C.D. Howe Institute suggests increase in March the best path forward
The Bank of Canada should maintain its goal for the overnight rate, its benchmark policy interest rate, at 4.25% on January 25th, according to the Monetary Policy Council (MPC) of the C.D. Howe Institute. In addition, the Council suggested that the Bank increase its target overnight rate to 4.50% at the next announcement in March, maintain it there until July, and then reduce it to 4.25% by January 2024.
The Bank of Canada's council members provide suggestions for the announcements that will be made soon, six months, and a year from now. The median vote of those in attendance serves as the formal recommendation for each pronouncement by the Council.
The suggestion is rounded in the direction of the prior setting when the median vote does not increase by 25 basis points, as it did this time for the next setting.
The Council also expresses an opinion on whether the Bank should continue, slow down, or accelerate the anticipated decline in its holdings of Canadian government bonds. Most voters wanted the Bank to continue reducing at its anticipated rate.
For the Council's decision on the future announcement, the tie-breaking rounding of a split vote in favour of the previous setting mattered, with four of the eight members present favouring a goal for the overnight rate of 4.25% and four favouring a target of 4.50%. Three members favoured 4.25%, four favoured 4.50%, and one favoured 4.75% in the vote for the March setting.
The range had broadened by July, when two members called for a further increase to 4.75% and one member proposed lowering the overnight rate to 4.00%. With two members advocating for a rate of 3.75% and one pushing for a rate of 5.00% by January 2024, the range around the 4.25% median vote had grown even further.
Currently, the Bank of Canada's approach to its holdings of Canadian government bonds is to do nothing but wait for them to mature before adding to them. The Bank of Canada was urged to speed up the decrease by selling bonds between now and the date of its next announcement of the overnight rate, while the other six council members urged the Bank to stick to its current plan.
The MPC's votes on the impending overnight rate setting were evenly divided, and the widening range around the median votes for future settings indicated that there were differing opinions among the committee as to how much more monetary constraint was required to get inflation back on target. This division was caused in part by divergent opinions on outside circumstances, such as the impact of China's reopening from COVID and further pressure on food and energy prices from Russia's invasion of Ukraine.
The severe slowdown in monetary aggregates, indications of waning consumer demand, and a weaker property market were among the data highlighted by the group favouring no more hikes in the overnight rate goal and reduction over the upcoming year.

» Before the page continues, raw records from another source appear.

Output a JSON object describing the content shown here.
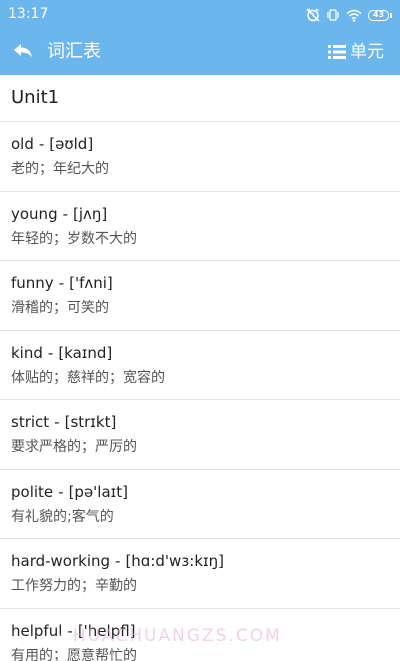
{
  "status_bar": {
    "time": "13:17",
    "battery": "43"
  },
  "app_bar": {
    "back_icon": "back-arrow-icon",
    "title": "词汇表",
    "unit_icon": "list-icon",
    "unit_label": "单元"
  },
  "section": {
    "title": "Unit1"
  },
  "words": [
    {
      "word": "old",
      "sep": "-",
      "phonetic": "[əʊld]",
      "meaning": "老的；年纪大的"
    },
    {
      "word": "young",
      "sep": "-",
      "phonetic": "[jʌŋ]",
      "meaning": "年轻的；岁数不大的"
    },
    {
      "word": "funny",
      "sep": "-",
      "phonetic": "['fʌni]",
      "meaning": "滑稽的；可笑的"
    },
    {
      "word": "kind",
      "sep": "-",
      "phonetic": "[kaɪnd]",
      "meaning": "体贴的；慈祥的；宽容的"
    },
    {
      "word": "strict",
      "sep": "-",
      "phonetic": "[strɪkt]",
      "meaning": "要求严格的；严厉的"
    },
    {
      "word": "polite",
      "sep": "-",
      "phonetic": "[pə'laɪt]",
      "meaning": "有礼貌的;客气的"
    },
    {
      "word": "hard-working",
      "sep": "-",
      "phonetic": "[hɑ:d'wɜ:kɪŋ]",
      "meaning": "工作努力的；辛勤的"
    },
    {
      "word": "helpful",
      "sep": "-",
      "phonetic": "['helpfl]",
      "meaning": "有用的；愿意帮忙的"
    }
  ],
  "watermark": "· HUACHUANGZS.COM",
  "colors": {
    "primary": "#6cb6ee",
    "divider": "#e2e2e2",
    "text": "#222222",
    "secondary_text": "#555555"
  }
}
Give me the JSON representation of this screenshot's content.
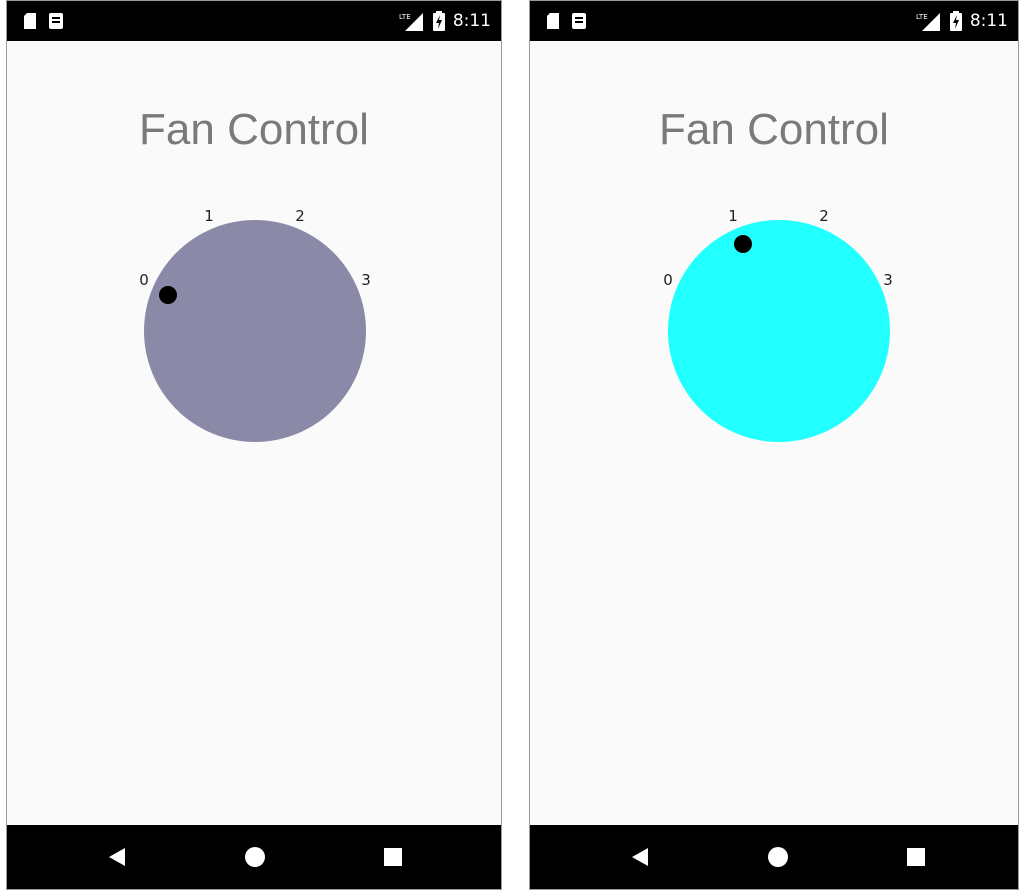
{
  "screens": [
    {
      "status_time": "8:11",
      "title": "Fan Control",
      "dial": {
        "tick_labels": [
          "0",
          "1",
          "2",
          "3"
        ],
        "selected_level": 0,
        "color": "#8a8aa8"
      },
      "icons": [
        "sd-card-icon",
        "notification-icon",
        "lte-signal-icon",
        "battery-charging-icon"
      ]
    },
    {
      "status_time": "8:11",
      "title": "Fan Control",
      "dial": {
        "tick_labels": [
          "0",
          "1",
          "2",
          "3"
        ],
        "selected_level": 1,
        "color": "#22ffff"
      },
      "icons": [
        "sd-card-icon",
        "notification-icon",
        "lte-signal-icon",
        "battery-charging-icon"
      ]
    }
  ],
  "nav": {
    "back": "back-icon",
    "home": "home-icon",
    "recents": "recents-icon"
  }
}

The fact that recent weakening in the monetary aggregates has not negated prior expansion and that the labour market is still tight were two of the signs highlighted by the group in favour of additional increases in the overnight rate.
Members raised the possibility of using bond sales to demonstrate the Bank's commitment to bringing inflation back to goal while also noting that the bond market rise over the last three months has eased financial conditions generally and kept mortgage rates low in particular. Other participants pointed out that between now and the next announcement date, a sizable number of bonds will mature, and other participants claimed that the uncertainty surrounding US fiscal and debt-management strategy may make this a poor time to sell bonds.
The MPC will vote again on March 2, 2023, before the Bank of Canada announces its interest rate on March 8.